• _Activity_
Print the listing exactly as it stands. Skip every picture.

[Opening Data for analysis section]

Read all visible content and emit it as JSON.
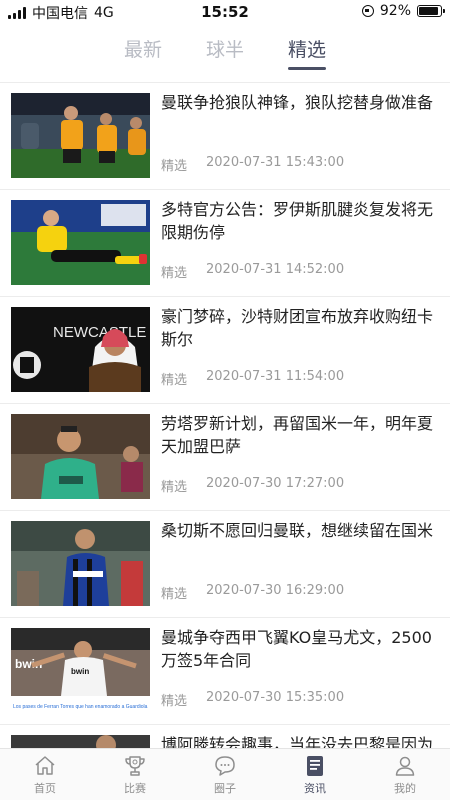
{
  "status_bar": {
    "carrier": "中国电信",
    "network": "4G",
    "time": "15:52",
    "battery": "92%",
    "battery_level": 0.92
  },
  "tabs": [
    {
      "label": "最新",
      "active": false
    },
    {
      "label": "球半",
      "active": false
    },
    {
      "label": "精选",
      "active": true
    }
  ],
  "articles": [
    {
      "title": "曼联争抢狼队神锋，狼队挖替身做准备",
      "tag": "精选",
      "time": "2020-07-31 15:43:00"
    },
    {
      "title": "多特官方公告：罗伊斯肌腱炎复发将无限期伤停",
      "tag": "精选",
      "time": "2020-07-31 14:52:00"
    },
    {
      "title": "豪门梦碎，沙特财团宣布放弃收购纽卡斯尔",
      "tag": "精选",
      "time": "2020-07-31 11:54:00"
    },
    {
      "title": "劳塔罗新计划，再留国米一年，明年夏天加盟巴萨",
      "tag": "精选",
      "time": "2020-07-30 17:27:00"
    },
    {
      "title": "桑切斯不愿回归曼联，想继续留在国米",
      "tag": "精选",
      "time": "2020-07-30 16:29:00"
    },
    {
      "title": "曼城争夺西甲飞翼KO皇马尤文，2500万签5年合同",
      "tag": "精选",
      "time": "2020-07-30 15:35:00"
    },
    {
      "title": "博阿滕转会趣事，当年没去巴黎是因为",
      "tag": "",
      "time": ""
    }
  ],
  "thumb_texts": {
    "newcastle_board": "NEWCASTLE UNITED",
    "bwin": "bwin",
    "caption": "Los pases de Ferran Torres que han enamorado a Guardiola"
  },
  "bottom_nav": [
    {
      "label": "首页",
      "icon": "home-icon",
      "active": false
    },
    {
      "label": "比赛",
      "icon": "trophy-icon",
      "active": false
    },
    {
      "label": "圈子",
      "icon": "chat-bubble-icon",
      "active": false
    },
    {
      "label": "资讯",
      "icon": "news-icon",
      "active": true
    },
    {
      "label": "我的",
      "icon": "person-icon",
      "active": false
    }
  ],
  "colors": {
    "accent": "#4a4f64",
    "inactive_tab": "#b9bcc4",
    "meta_text": "#9a9a9a"
  }
}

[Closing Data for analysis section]

• _Response box_
Read all visible content and emit it as JSON.
{
  "status_bar": {
    "carrier": "中国电信",
    "network": "4G",
    "time": "15:52",
    "battery": "92%",
    "battery_level": 0.92
  },
  "tabs": [
    {
      "label": "最新",
      "active": false
    },
    {
      "label": "球半",
      "active": false
    },
    {
      "label": "精选",
      "active": true
    }
  ],
  "articles": [
    {
      "title": "曼联争抢狼队神锋，狼队挖替身做准备",
      "tag": "精选",
      "time": "2020-07-31 15:43:00"
    },
    {
      "title": "多特官方公告：罗伊斯肌腱炎复发将无限期伤停",
      "tag": "精选",
      "time": "2020-07-31 14:52:00"
    },
    {
      "title": "豪门梦碎，沙特财团宣布放弃收购纽卡斯尔",
      "tag": "精选",
      "time": "2020-07-31 11:54:00"
    },
    {
      "title": "劳塔罗新计划，再留国米一年，明年夏天加盟巴萨",
      "tag": "精选",
      "time": "2020-07-30 17:27:00"
    },
    {
      "title": "桑切斯不愿回归曼联，想继续留在国米",
      "tag": "精选",
      "time": "2020-07-30 16:29:00"
    },
    {
      "title": "曼城争夺西甲飞翼KO皇马尤文，2500万签5年合同",
      "tag": "精选",
      "time": "2020-07-30 15:35:00"
    },
    {
      "title": "博阿滕转会趣事，当年没去巴黎是因为",
      "tag": "",
      "time": ""
    }
  ],
  "thumb_texts": {
    "newcastle_board": "NEWCASTLE UNITED",
    "bwin": "bwin",
    "caption": "Los pases de Ferran Torres que han enamorado a Guardiola"
  },
  "bottom_nav": [
    {
      "label": "首页",
      "icon": "home-icon",
      "active": false
    },
    {
      "label": "比赛",
      "icon": "trophy-icon",
      "active": false
    },
    {
      "label": "圈子",
      "icon": "chat-bubble-icon",
      "active": false
    },
    {
      "label": "资讯",
      "icon": "news-icon",
      "active": true
    },
    {
      "label": "我的",
      "icon": "person-icon",
      "active": false
    }
  ],
  "colors": {
    "accent": "#4a4f64",
    "inactive_tab": "#b9bcc4",
    "meta_text": "#9a9a9a"
  }
}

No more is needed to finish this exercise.